• TASK GOAL: Locate each line of the material that contains "JSON", then return it.

• PROVIDED INFORMATION:

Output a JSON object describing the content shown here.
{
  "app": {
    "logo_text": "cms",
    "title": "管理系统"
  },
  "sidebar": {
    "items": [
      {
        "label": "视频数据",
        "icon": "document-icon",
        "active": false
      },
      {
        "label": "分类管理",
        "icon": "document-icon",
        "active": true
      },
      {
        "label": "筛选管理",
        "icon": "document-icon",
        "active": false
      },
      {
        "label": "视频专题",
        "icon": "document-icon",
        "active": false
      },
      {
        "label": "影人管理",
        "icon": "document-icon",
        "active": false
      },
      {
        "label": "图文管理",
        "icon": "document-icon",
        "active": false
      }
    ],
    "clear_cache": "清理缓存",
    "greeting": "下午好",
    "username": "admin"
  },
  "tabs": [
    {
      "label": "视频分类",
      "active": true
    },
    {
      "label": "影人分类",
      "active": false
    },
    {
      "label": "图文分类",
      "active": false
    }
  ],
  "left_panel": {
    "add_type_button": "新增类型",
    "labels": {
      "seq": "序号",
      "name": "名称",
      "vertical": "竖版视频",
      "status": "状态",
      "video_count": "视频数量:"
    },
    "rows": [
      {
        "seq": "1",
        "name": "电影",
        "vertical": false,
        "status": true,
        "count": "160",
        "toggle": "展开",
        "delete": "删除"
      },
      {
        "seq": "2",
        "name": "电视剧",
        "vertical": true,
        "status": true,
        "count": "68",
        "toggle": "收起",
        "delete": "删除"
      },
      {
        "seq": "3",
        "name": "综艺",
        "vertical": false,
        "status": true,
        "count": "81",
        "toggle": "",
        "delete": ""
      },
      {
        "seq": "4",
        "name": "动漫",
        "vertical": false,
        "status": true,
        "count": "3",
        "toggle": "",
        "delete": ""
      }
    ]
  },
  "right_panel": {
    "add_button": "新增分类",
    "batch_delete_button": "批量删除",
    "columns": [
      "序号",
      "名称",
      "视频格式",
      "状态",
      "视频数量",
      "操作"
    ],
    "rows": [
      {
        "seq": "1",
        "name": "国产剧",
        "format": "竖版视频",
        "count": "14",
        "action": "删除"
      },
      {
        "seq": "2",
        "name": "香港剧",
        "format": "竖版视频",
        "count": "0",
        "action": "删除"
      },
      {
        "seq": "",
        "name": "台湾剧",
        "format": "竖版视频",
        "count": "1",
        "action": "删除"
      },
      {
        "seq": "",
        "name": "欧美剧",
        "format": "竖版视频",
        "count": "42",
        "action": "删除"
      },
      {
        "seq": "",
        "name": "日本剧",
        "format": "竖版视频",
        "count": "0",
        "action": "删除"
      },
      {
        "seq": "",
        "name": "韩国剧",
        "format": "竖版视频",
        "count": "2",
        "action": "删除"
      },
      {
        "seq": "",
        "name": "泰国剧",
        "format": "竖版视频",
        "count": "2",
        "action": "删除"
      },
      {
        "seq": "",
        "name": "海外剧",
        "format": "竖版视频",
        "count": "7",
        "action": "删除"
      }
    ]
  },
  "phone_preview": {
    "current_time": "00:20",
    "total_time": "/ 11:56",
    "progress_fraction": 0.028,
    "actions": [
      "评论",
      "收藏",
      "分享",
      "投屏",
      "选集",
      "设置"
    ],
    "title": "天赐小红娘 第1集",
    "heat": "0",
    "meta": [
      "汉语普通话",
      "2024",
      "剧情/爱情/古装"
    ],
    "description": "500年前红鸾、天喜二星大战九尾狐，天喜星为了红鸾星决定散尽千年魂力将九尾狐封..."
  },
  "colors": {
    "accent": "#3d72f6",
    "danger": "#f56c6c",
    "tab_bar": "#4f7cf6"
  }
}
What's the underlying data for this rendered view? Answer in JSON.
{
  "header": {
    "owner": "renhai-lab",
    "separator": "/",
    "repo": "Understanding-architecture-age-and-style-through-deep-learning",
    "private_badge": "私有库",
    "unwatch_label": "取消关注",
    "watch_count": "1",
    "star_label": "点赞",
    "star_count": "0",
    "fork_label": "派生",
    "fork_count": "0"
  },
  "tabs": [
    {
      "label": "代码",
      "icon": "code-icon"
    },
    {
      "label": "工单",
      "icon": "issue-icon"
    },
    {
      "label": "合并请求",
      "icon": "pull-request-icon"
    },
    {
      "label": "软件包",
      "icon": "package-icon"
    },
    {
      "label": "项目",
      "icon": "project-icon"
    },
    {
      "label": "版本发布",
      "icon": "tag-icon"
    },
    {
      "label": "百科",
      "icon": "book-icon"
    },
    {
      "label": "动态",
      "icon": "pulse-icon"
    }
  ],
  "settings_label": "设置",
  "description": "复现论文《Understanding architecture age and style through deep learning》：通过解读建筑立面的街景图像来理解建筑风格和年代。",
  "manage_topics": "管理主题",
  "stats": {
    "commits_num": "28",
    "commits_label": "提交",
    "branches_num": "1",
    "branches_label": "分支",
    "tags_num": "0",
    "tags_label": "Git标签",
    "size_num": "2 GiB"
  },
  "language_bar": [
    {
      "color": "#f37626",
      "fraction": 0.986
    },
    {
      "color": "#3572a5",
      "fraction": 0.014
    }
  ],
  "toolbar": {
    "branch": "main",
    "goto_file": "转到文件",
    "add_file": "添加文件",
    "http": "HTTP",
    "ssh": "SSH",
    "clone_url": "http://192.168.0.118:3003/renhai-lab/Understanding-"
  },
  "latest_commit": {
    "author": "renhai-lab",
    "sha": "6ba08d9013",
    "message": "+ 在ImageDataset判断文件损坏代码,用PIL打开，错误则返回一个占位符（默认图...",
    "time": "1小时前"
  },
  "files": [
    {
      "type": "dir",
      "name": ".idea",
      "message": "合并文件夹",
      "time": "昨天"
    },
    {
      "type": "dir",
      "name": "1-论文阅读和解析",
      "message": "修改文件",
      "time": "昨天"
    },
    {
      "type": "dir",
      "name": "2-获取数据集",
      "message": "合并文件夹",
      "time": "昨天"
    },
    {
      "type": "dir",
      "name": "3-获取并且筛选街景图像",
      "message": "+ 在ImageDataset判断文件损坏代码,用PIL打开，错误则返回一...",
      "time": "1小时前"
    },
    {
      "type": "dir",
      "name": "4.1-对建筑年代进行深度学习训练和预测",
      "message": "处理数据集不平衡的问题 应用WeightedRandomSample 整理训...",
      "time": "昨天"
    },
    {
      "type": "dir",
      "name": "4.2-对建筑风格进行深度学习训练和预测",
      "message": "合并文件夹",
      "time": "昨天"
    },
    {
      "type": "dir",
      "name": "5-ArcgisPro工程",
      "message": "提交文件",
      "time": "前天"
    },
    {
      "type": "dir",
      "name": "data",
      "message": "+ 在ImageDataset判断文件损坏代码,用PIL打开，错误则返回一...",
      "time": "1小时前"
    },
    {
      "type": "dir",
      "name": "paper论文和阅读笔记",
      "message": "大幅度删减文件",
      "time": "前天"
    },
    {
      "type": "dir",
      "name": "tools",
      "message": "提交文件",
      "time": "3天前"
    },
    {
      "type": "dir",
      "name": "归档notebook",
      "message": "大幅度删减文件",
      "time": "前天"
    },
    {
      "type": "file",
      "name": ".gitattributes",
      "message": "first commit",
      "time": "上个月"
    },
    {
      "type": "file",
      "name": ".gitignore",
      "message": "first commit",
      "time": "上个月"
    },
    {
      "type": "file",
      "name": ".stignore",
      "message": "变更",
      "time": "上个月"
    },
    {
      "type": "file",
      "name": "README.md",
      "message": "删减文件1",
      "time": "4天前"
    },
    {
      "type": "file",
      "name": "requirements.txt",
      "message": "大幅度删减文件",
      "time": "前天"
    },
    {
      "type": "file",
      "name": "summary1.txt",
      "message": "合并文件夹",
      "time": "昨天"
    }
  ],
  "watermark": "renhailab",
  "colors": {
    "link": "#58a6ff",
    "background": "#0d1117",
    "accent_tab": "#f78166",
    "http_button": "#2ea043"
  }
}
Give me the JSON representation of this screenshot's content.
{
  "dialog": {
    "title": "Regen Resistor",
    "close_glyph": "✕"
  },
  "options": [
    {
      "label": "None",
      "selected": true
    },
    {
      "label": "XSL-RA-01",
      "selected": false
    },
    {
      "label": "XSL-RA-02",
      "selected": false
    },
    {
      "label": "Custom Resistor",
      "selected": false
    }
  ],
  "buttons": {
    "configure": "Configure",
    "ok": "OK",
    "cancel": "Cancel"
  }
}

• SOLVED PROBLEM:
Output a JSON object describing the content shown here.
What's the underlying data for this rendered view? Answer in JSON.
Give me the JSON representation of this screenshot's content.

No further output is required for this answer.